“We live paycheck to paycheck.
It’s stressful, and that is the worst part: the not knowing if we’ll be able to have enough to cover everything from our bills to my prescriptions and funds towards treatment each month.”
~Abigail, diagnosed with multiple sclerosis in 2013
Abigail, 36, was a full time journalist until she had to leave the workforce because of her MS.
Following her diagnosis in 2013, she was prescribed Tecfidera (oral therapy) but her insurance company would not cover the entire cost — it would have been more than $1,000 out of pocket per month. Abigail’s insurance would not allow her to participate in the manufacturer’s assistance program, and other programs rejected her because “my husband made ‘too much’ money for me to qualify,” so Abigail switched to Tysabri, even though “my veins are small, and nurses often have a hard time getting my IV started. It usually takes a few tries, and it’s painful and causes me anxiety.” Abigail must reach $4,500 out of pocket each year before her health insurance will cover the cost of her Tysabri, so she puts “aside $375 per month to make sure I can pay it when that first bill comes after January 1.”
“Our savings quickly drained. We hardly travel to visit family or friends and certainly not for vacation. We’ve sold a lot of our things. I am in therapy for my anxiety and depression. Ongoing insurance coverage is certainly an added source of stress that drains me.
If I ever need to change DMTs, I’ll be thrown back into the insurance rodeo again, and that scares me.”
Life / MS
Doctor / Treatment
- Age 36, diagnosed in 2013, RRMS
- Symptoms: “soul-crushing” everyday fatigue, recurrent optic nerve pain, vision problems, spasticity, vertigo/dizziness, balance and cognitive issues, heat sensitivity
- Rural home in Wisconsin; lives with husband
- On disability (former journalist). Works very part time as children’s author
- Abigail navigates doctor visits, tests, treatment, insurance and costs
Insurance / Expense/ Assistance

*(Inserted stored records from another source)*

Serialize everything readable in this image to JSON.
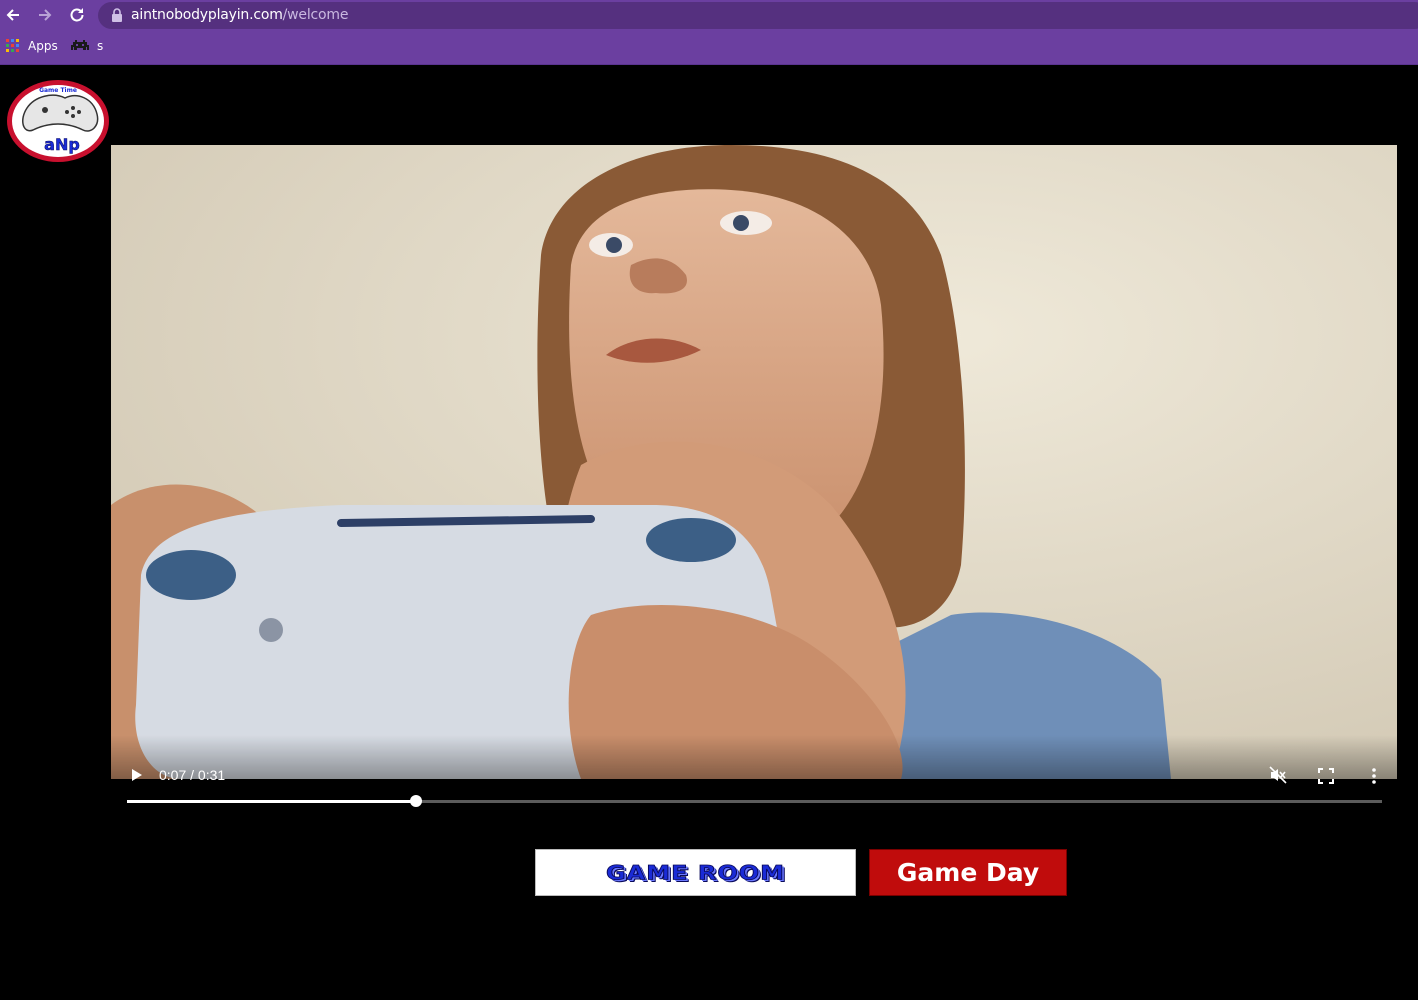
{
  "browser": {
    "url_host": "aintnobodyplayin.com",
    "url_path": "/welcome",
    "bookmarks": [
      {
        "label": "Apps",
        "icon": "apps-grid-icon"
      },
      {
        "label": "s",
        "icon": "space-invader-icon"
      }
    ]
  },
  "logo": {
    "text": "aNp",
    "top_text": "Game Time"
  },
  "video": {
    "current_time": "0:07",
    "duration": "0:31",
    "time_display": "0:07 / 0:31",
    "progress": 0.23,
    "muted": true
  },
  "buttons": {
    "game_room": "GAME ROOM",
    "game_day": "Game Day"
  },
  "colors": {
    "browser_accent": "#6b3fa0",
    "game_room_text": "#1a2bd6",
    "game_day_bg": "#c00c0c"
  }
}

- Neurologist nearby is not MS-specialized, knowledgeable about MS DMTs; doctor offered to work with MS specialist 2 ½-hour drive away (who saw Abigail during her first attack in 2011) but Abigail declined

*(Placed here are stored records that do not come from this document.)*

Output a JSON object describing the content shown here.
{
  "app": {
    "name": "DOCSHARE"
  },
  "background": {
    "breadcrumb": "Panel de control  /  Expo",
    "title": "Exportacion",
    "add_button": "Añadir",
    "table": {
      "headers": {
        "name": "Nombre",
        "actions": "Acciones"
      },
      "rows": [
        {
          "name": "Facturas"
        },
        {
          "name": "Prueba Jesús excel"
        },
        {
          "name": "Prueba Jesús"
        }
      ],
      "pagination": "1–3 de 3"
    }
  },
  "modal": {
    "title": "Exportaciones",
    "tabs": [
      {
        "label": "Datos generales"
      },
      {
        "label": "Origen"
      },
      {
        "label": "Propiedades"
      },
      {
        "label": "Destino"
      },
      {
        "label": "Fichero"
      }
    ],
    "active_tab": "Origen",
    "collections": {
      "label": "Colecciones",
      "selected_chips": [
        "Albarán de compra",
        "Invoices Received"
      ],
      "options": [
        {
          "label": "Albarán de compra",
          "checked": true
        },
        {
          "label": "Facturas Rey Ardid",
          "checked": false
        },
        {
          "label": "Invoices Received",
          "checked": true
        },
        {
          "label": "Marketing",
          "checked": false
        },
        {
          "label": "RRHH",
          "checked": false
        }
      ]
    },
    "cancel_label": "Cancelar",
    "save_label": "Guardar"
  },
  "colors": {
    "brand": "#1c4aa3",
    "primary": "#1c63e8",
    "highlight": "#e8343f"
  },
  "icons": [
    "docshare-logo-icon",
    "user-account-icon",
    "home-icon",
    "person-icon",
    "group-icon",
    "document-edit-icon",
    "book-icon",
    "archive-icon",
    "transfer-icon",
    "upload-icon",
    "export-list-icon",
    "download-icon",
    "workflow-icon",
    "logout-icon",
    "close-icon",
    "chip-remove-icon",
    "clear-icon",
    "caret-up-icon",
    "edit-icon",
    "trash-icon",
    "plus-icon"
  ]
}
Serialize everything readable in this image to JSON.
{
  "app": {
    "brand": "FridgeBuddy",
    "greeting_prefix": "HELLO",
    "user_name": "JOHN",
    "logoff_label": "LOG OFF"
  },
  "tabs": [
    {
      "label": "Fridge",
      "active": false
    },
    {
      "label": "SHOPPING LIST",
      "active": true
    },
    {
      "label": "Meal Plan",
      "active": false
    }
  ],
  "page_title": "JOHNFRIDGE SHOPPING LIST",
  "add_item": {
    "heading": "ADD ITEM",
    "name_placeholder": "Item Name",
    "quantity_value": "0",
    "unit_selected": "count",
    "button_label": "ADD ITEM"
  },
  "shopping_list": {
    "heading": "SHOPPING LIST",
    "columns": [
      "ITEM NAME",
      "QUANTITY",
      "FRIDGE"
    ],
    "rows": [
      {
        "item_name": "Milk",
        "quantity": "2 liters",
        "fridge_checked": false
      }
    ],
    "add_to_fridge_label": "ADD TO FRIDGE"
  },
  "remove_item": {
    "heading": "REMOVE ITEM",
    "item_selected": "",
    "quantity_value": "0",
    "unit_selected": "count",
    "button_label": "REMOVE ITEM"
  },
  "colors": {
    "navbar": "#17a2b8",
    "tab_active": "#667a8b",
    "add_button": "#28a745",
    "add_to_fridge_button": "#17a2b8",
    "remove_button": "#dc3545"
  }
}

- Abigail takes Tysabri (Biogen) infusion every 28 days
- United Healthcare PPO through husband’s employer premium $138/month

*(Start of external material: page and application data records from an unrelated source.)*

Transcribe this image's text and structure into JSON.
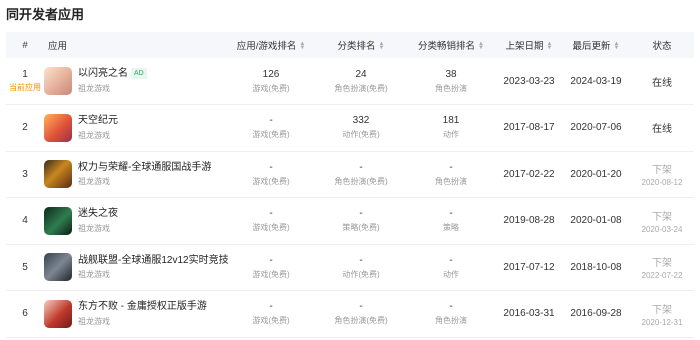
{
  "section": {
    "title": "同开发者应用"
  },
  "columns": {
    "index": "#",
    "app": "应用",
    "app_game_rank": "应用/游戏排名",
    "category_rank": "分类排名",
    "category_grossing_rank": "分类畅销排名",
    "launch_date": "上架日期",
    "last_update": "最后更新",
    "status": "状态"
  },
  "sort_icon": "sort-updown-icon",
  "rows": [
    {
      "index": "1",
      "current_label": "当前应用",
      "icon": "game-icon-yishanliangzhiming",
      "name": "以闪亮之名",
      "badge": "AD",
      "developer": "祖龙游戏",
      "app_game_rank": "126",
      "app_game_rank_sub": "游戏(免费)",
      "category_rank": "24",
      "category_rank_sub": "角色扮演(免费)",
      "grossing_rank": "38",
      "grossing_rank_sub": "角色扮演",
      "launch_date": "2023-03-23",
      "last_update": "2024-03-19",
      "status": "在线",
      "status_date": ""
    },
    {
      "index": "2",
      "current_label": "",
      "icon": "game-icon-tiankongjiyuan",
      "name": "天空纪元",
      "badge": "",
      "developer": "祖龙游戏",
      "app_game_rank": "-",
      "app_game_rank_sub": "游戏(免费)",
      "category_rank": "332",
      "category_rank_sub": "动作(免费)",
      "grossing_rank": "181",
      "grossing_rank_sub": "动作",
      "launch_date": "2017-08-17",
      "last_update": "2020-07-06",
      "status": "在线",
      "status_date": ""
    },
    {
      "index": "3",
      "current_label": "",
      "icon": "game-icon-quanliyurongyao",
      "name": "权力与荣耀-全球通服国战手游",
      "badge": "",
      "developer": "祖龙游戏",
      "app_game_rank": "-",
      "app_game_rank_sub": "游戏(免费)",
      "category_rank": "-",
      "category_rank_sub": "角色扮演(免费)",
      "grossing_rank": "-",
      "grossing_rank_sub": "角色扮演",
      "launch_date": "2017-02-22",
      "last_update": "2020-01-20",
      "status": "下架",
      "status_date": "2020-08-12"
    },
    {
      "index": "4",
      "current_label": "",
      "icon": "game-icon-mishizhiye",
      "name": "迷失之夜",
      "badge": "",
      "developer": "祖龙游戏",
      "app_game_rank": "-",
      "app_game_rank_sub": "游戏(免费)",
      "category_rank": "-",
      "category_rank_sub": "策略(免费)",
      "grossing_rank": "-",
      "grossing_rank_sub": "策略",
      "launch_date": "2019-08-28",
      "last_update": "2020-01-08",
      "status": "下架",
      "status_date": "2020-03-24"
    },
    {
      "index": "5",
      "current_label": "",
      "icon": "game-icon-zhanjianlianmeng",
      "name": "战舰联盟-全球通服12v12实时竞技",
      "badge": "",
      "developer": "祖龙游戏",
      "app_game_rank": "-",
      "app_game_rank_sub": "游戏(免费)",
      "category_rank": "-",
      "category_rank_sub": "动作(免费)",
      "grossing_rank": "-",
      "grossing_rank_sub": "动作",
      "launch_date": "2017-07-12",
      "last_update": "2018-10-08",
      "status": "下架",
      "status_date": "2022-07-22"
    },
    {
      "index": "6",
      "current_label": "",
      "icon": "game-icon-dongfangbubai",
      "name": "东方不败 - 金庸授权正版手游",
      "badge": "",
      "developer": "祖龙游戏",
      "app_game_rank": "-",
      "app_game_rank_sub": "游戏(免费)",
      "category_rank": "-",
      "category_rank_sub": "角色扮演(免费)",
      "grossing_rank": "-",
      "grossing_rank_sub": "角色扮演",
      "launch_date": "2016-03-31",
      "last_update": "2016-09-28",
      "status": "下架",
      "status_date": "2020-12-31"
    }
  ],
  "colors": {
    "header_bg": "#f5f7fa",
    "current_label": "#f29100",
    "ad_badge_text": "#2fa86c",
    "ad_badge_bg": "#e6f7ee",
    "muted_text": "#999999",
    "offline_status": "#aaaaaa"
  }
}
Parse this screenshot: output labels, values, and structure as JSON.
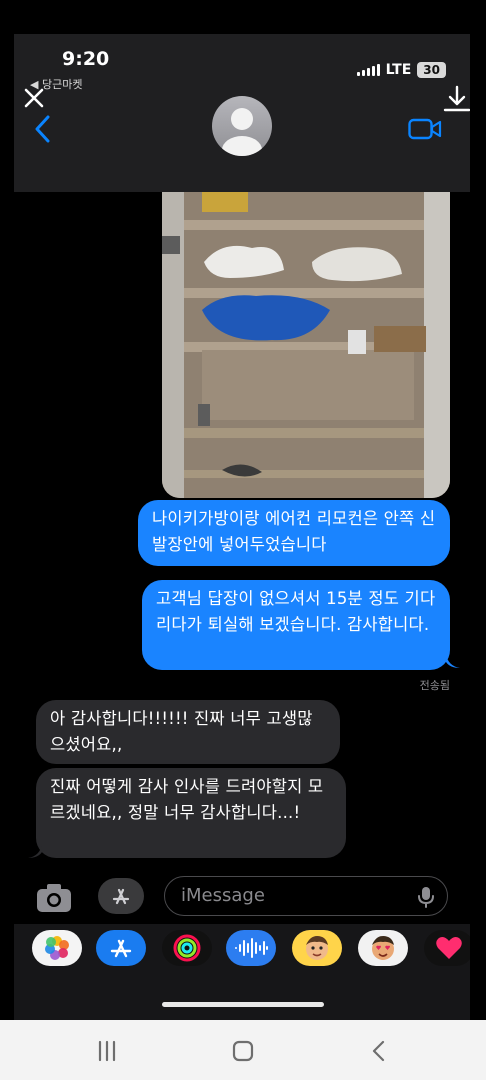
{
  "status_bar": {
    "time": "9:20",
    "back_app": "◀ 당근마켓",
    "network": "LTE",
    "battery": "30"
  },
  "composer": {
    "placeholder": "iMessage"
  },
  "messages": [
    {
      "direction": "outgoing",
      "text": "나이키가방이랑 에어컨 리모컨은 안쪽 신발장안에 넣어두었습니다"
    },
    {
      "direction": "outgoing",
      "text": "고객님 답장이 없으셔서 15분 정도 기다리다가 퇴실해 보겠습니다. 감사합니다."
    },
    {
      "direction": "incoming",
      "text": "아 감사합니다!!!!!! 진짜 너무 고생많으셨어요,,"
    },
    {
      "direction": "incoming",
      "text": "진짜 어떻게 감사 인사를 드려야할지 모르겠네요,, 정말 너무 감사합니다...!"
    }
  ],
  "delivered_label": "전송됨",
  "app_tray": [
    "photos-icon",
    "app-store-icon",
    "activity-icon",
    "audio-message-icon",
    "memoji-icon",
    "memoji-stickers-icon",
    "heart-sticker-icon"
  ],
  "colors": {
    "outgoing_bubble": "#1a84ff",
    "incoming_bubble": "#2a2a2d",
    "accent": "#0a84ff"
  }
}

- Abigail must reach $4,500/annual out of pocket maximum before her Tysabri is covered
- No savings; living paycheck to paycheck